__WORK TASK__.
From the material below, copy out each line with the word "name" in it.

INPUT FOR THIS TASK section start

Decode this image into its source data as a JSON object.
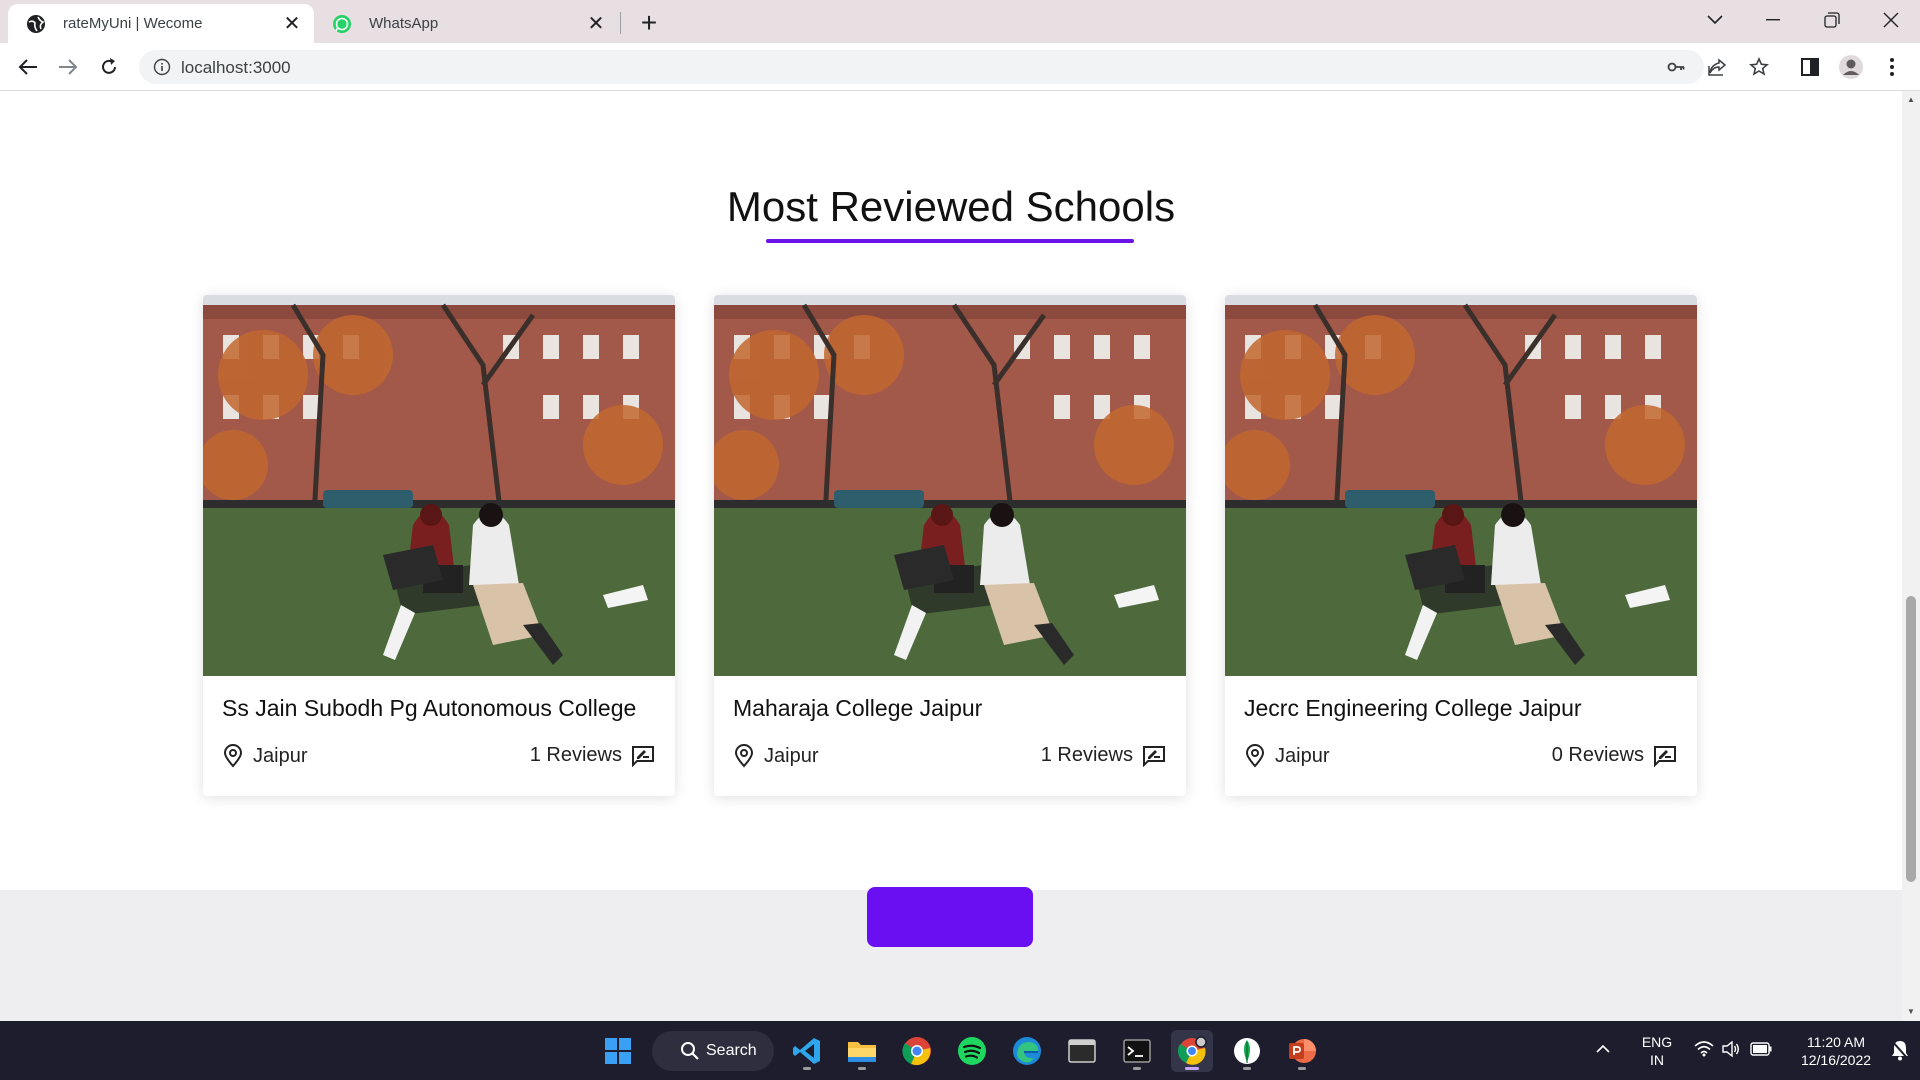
{
  "browser": {
    "tabs": [
      {
        "title": "rateMyUni | Wecome",
        "active": true,
        "favicon": "globe-icon"
      },
      {
        "title": "WhatsApp",
        "active": false,
        "favicon": "whatsapp-icon"
      }
    ],
    "url": "localhost:3000"
  },
  "page": {
    "section_title": "Most Reviewed Schools",
    "accent_color": "#6a11e6",
    "schools": [
      {
        "name": "Ss Jain Subodh Pg Autonomous College",
        "location": "Jaipur",
        "reviews": "1 Reviews"
      },
      {
        "name": "Maharaja College Jaipur",
        "location": "Jaipur",
        "reviews": "1 Reviews"
      },
      {
        "name": "Jecrc Engineering College Jaipur",
        "location": "Jaipur",
        "reviews": "0 Reviews"
      }
    ],
    "footer_button_color": "#6a0ff2"
  },
  "taskbar": {
    "search_label": "Search",
    "language_line1": "ENG",
    "language_line2": "IN",
    "time": "11:20 AM",
    "date": "12/16/2022"
  }
}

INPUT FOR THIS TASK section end

__EXERCISE RESULT__.
        "name": "Ss Jain Subodh Pg Autonomous College",
        "name": "Maharaja College Jaipur",
        "name": "Jecrc Engineering College Jaipur",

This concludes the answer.